Pope Eugene IV, Council of Florence, Sess. 8, Nov. 22, 1439: “The catholic faith is this, that we worship one God in the Trinity, and the Trinity in unity, neither confounding the persons nor dividing the substance. For there is one person of the Father, another of the Son, and another of the holy Spirit. But the Godhead of the Father, of the Son and of the holy Spirit is one, the glory equal, and the majesty co-eternal. Such as the Father is, such is the Son, and such is the holy Spirit. The Father uncreated the Son uncreated and the holy Spirit uncreated. The Father infinite, the Son infinite and the holy Spirit infinite. The Father eternal, the Son eternal and the holy Spirit eternal. Yet they are not three eternals, but one eternal. As also they are not three uncreateds nor three infinites, but one uncreated and one infinite. Likewise the Father is almighty, the Son is almighty and the holy Spirit is almighty. Yet they are not three almighties, but one almighty. Likewise the Father is God, the Son is God and the holy Spirit is God. Yet they are not three gods, but one God. Likewise the Father is Lord, the Son is Lord and the holy Spirit is Lord. Yet they are not three lords, but one Lord. For just as we are compelled by the christian truth to acknowledge each person by himself to be God and Lord, so we are forbidden by the catholic religion to say there are three gods or three lords. The Father is made by none, neither created nor begotten. The Son is from the Father alone; not made nor created, but begotten. The holy Spirit is from the Father and the Son; not made nor created nor begotten, but proceeding. So there is one Father, not three fathers; one Son, not three sons; one holy Spirit, not three holy spirits. And in this Trinity nothing is before or after, nothing is greater or less; but the whole three persons are co-eternal together and co-equal. So that in all things, as has been said above, the unity in Trinity and the Trinity in unity is to be worshipped. Whoever, therefore, wishes to be saved, let him think thus of the Trinity.”

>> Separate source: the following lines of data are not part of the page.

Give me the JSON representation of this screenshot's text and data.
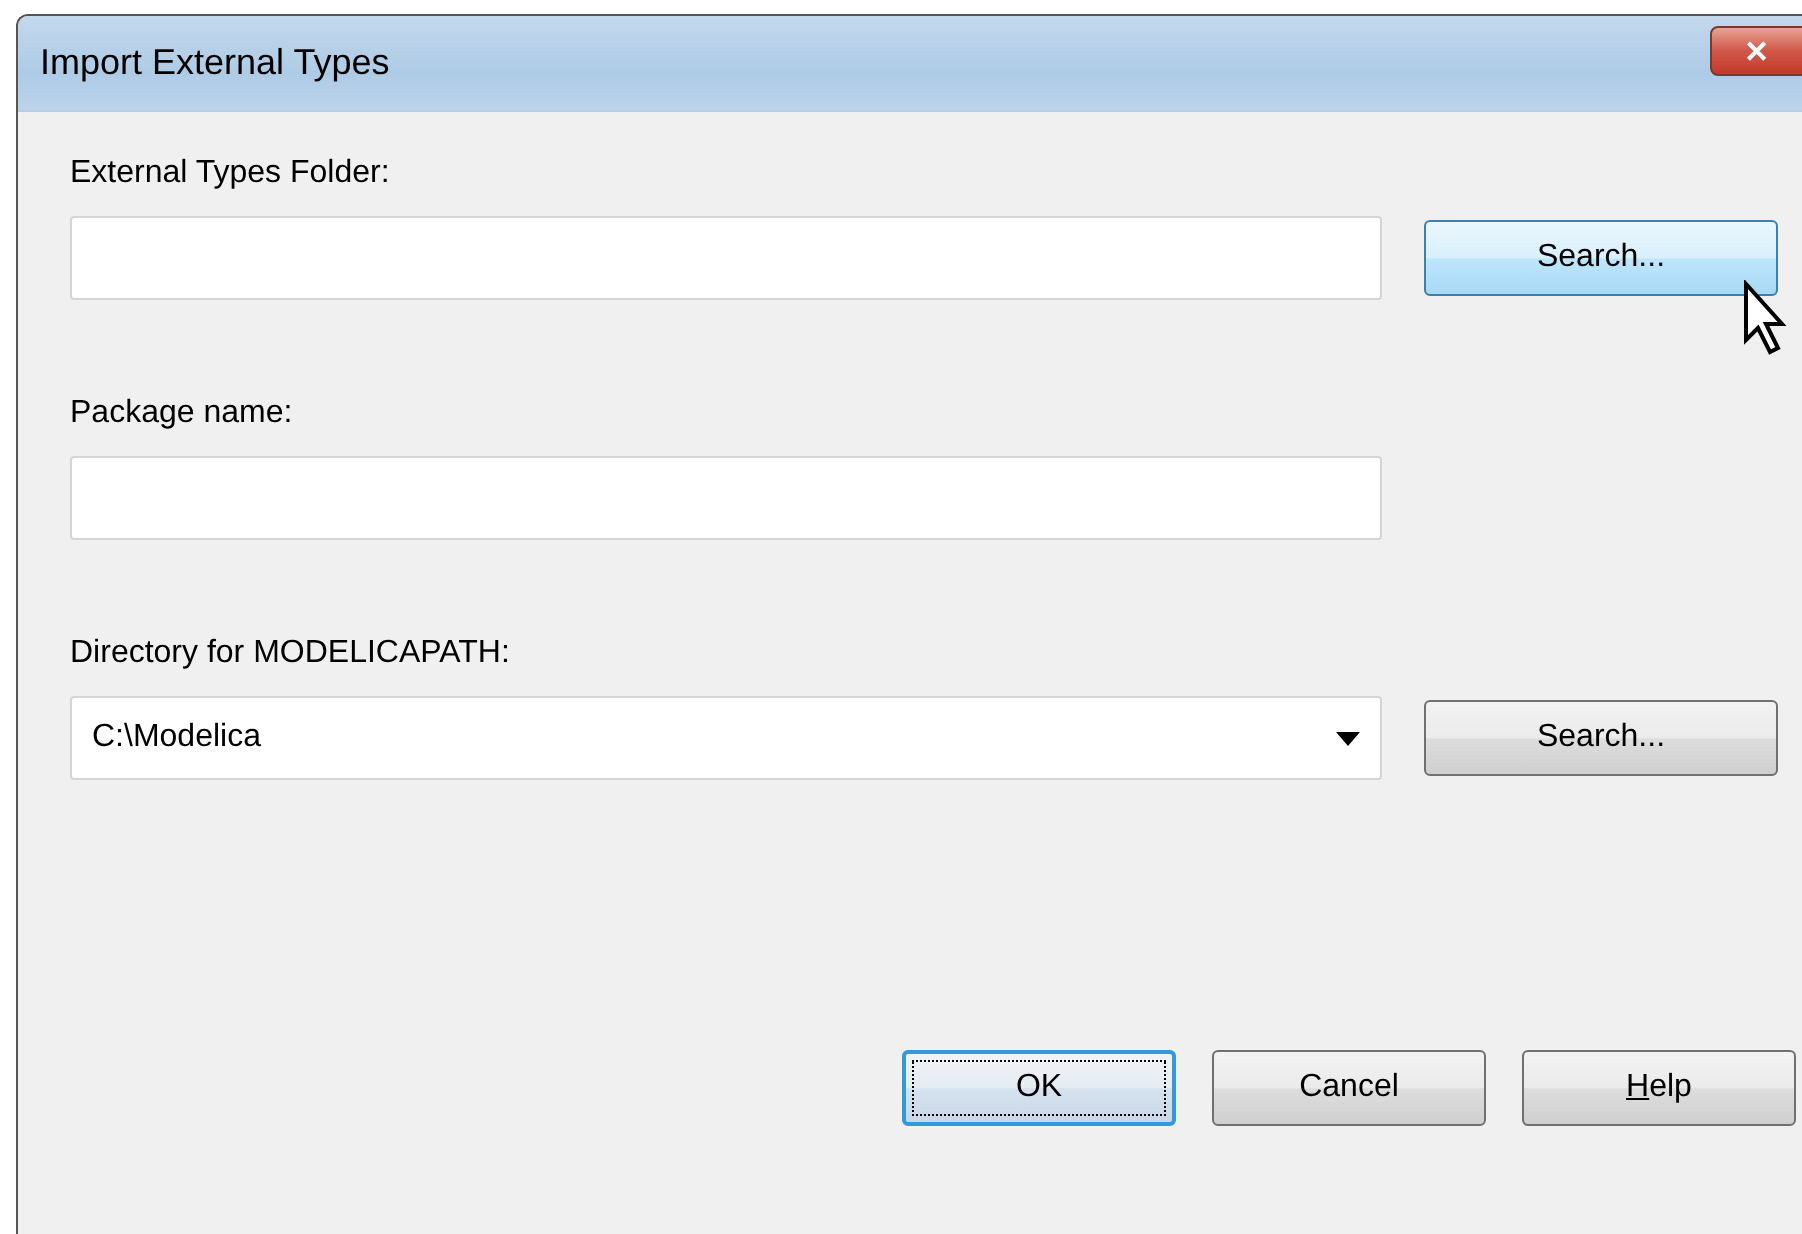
{
  "window": {
    "title": "Import External Types",
    "close_button": "✕"
  },
  "fields": [
    {
      "kind": "text",
      "label": "External Types Folder:",
      "button": {
        "label": "Search...",
        "hover": true
      }
    },
    {
      "kind": "text",
      "label": "Package name:"
    },
    {
      "kind": "combo",
      "label": "Directory for MODELICAPATH:",
      "value": "C:\\Modelica",
      "button": {
        "label": "Search...",
        "hover": false
      }
    }
  ],
  "buttons": [
    {
      "label": "OK",
      "default": true,
      "mnemonic": false
    },
    {
      "label": "Cancel",
      "default": false,
      "mnemonic": false
    },
    {
      "label": "Help",
      "default": false,
      "mnemonic": true
    }
  ]
}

Pope Eugen IV, Council of Florence, Sess. 8, 1439: "It is also necessary for salvation to believe faithfully the incarnation of our lord Jesus Christ. The right faith, therefore, is that we believe and confess that our lord Jesus Christ, Son of God, is God and man. God, of the substance of the Father, begotten before the ages; and man, of the substance of his mother, born in the world. Perfect God, perfect man, subsisting of a rational soul and human flesh. Equal to the Father according to his Godhead, less than the Father according to his humanity. Although he is God and man, he is not two, but one Christ. One, however, not by conversion of the Godhead into flesh, but by the taking of humanity into God. One altogether, not by confusion of substance, but by unity of person. For as a reasoning soul and flesh is one man, so God and man is one Christ. He suffered for our salvation and descended into hell. On the third day he rose from the dead. He ascended into heaven and sits at the right hand of God the Father almighty. Thence he shall come to judge the living and the dead. At his coming all shall rise again with their bodies, and shall give an account of their own deeds. Those who have done good shall go into eternal life, but those who have done evil shall go into eternal fire. This is the catholic faith. Unless a person believes it faithfully and firmly, he cannot be saved. "